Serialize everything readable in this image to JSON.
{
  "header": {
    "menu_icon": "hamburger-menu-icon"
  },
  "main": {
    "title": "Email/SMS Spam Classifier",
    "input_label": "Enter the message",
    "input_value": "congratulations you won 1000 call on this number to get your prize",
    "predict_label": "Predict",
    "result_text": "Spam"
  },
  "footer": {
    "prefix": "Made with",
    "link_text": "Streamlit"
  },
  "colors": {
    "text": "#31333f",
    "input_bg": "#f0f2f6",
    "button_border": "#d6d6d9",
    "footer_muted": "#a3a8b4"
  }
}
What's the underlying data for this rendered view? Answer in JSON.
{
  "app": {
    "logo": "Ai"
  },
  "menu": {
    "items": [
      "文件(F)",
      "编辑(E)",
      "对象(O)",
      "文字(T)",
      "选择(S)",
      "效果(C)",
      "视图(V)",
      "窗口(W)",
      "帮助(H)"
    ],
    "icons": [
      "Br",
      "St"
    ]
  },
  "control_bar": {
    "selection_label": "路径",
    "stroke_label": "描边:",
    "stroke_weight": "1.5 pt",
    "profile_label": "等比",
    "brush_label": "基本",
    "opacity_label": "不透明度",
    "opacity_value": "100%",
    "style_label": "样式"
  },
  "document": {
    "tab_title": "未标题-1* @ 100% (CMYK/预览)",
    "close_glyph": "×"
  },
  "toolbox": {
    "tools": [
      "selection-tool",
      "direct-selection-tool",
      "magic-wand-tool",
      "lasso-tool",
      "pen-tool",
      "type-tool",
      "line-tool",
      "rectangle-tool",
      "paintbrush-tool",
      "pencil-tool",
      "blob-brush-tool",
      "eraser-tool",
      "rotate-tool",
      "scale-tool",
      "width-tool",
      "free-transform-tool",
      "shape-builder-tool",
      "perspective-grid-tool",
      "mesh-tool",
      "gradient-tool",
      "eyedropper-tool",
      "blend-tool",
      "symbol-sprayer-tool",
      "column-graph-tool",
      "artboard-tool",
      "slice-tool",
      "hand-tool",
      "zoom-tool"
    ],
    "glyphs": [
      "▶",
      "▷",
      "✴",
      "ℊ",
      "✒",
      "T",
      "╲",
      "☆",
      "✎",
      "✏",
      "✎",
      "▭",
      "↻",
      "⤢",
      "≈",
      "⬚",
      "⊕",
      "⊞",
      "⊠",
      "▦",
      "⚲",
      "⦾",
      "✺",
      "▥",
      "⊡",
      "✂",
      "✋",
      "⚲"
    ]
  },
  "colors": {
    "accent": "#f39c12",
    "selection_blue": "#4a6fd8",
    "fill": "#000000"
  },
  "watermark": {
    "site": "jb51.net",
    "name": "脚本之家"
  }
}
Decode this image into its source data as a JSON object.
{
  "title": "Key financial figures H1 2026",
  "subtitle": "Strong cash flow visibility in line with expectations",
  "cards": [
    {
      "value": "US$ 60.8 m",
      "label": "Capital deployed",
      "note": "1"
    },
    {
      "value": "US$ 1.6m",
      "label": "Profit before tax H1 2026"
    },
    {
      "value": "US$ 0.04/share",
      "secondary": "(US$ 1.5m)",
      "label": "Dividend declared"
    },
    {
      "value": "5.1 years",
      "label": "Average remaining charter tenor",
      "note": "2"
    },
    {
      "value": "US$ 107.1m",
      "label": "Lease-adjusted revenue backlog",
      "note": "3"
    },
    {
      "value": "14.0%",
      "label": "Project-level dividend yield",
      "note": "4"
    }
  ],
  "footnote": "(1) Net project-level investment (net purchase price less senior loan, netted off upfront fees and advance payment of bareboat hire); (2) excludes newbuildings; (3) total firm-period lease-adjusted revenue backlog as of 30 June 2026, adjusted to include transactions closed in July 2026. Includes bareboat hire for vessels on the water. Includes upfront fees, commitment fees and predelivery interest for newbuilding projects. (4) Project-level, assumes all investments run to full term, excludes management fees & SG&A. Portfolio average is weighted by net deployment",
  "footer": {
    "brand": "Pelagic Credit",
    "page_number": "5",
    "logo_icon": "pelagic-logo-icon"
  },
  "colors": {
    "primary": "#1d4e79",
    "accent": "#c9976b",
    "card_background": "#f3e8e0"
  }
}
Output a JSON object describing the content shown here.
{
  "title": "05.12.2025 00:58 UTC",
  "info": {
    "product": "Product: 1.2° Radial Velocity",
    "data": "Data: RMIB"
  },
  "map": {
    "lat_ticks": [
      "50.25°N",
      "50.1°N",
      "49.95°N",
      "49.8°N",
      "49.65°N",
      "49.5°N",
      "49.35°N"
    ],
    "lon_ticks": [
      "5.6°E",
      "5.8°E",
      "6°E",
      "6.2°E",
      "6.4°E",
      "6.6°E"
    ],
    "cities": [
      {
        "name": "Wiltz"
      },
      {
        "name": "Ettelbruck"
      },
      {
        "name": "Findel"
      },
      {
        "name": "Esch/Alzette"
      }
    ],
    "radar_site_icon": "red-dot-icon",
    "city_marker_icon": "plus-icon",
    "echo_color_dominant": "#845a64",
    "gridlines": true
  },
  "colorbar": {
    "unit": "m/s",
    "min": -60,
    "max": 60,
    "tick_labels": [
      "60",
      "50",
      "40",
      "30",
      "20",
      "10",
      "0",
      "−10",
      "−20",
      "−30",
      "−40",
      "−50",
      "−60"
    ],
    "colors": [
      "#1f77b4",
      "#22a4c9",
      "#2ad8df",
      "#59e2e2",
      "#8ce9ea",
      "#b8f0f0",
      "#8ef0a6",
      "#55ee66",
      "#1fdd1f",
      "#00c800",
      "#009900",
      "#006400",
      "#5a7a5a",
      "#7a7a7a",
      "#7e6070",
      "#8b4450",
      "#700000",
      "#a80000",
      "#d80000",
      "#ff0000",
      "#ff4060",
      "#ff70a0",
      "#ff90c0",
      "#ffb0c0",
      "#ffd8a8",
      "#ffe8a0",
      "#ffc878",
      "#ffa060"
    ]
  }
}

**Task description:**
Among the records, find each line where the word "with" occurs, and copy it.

**Result below:**
    "prefix": "Made with",
  "subtitle": "Strong cash flow visibility in line with expectations",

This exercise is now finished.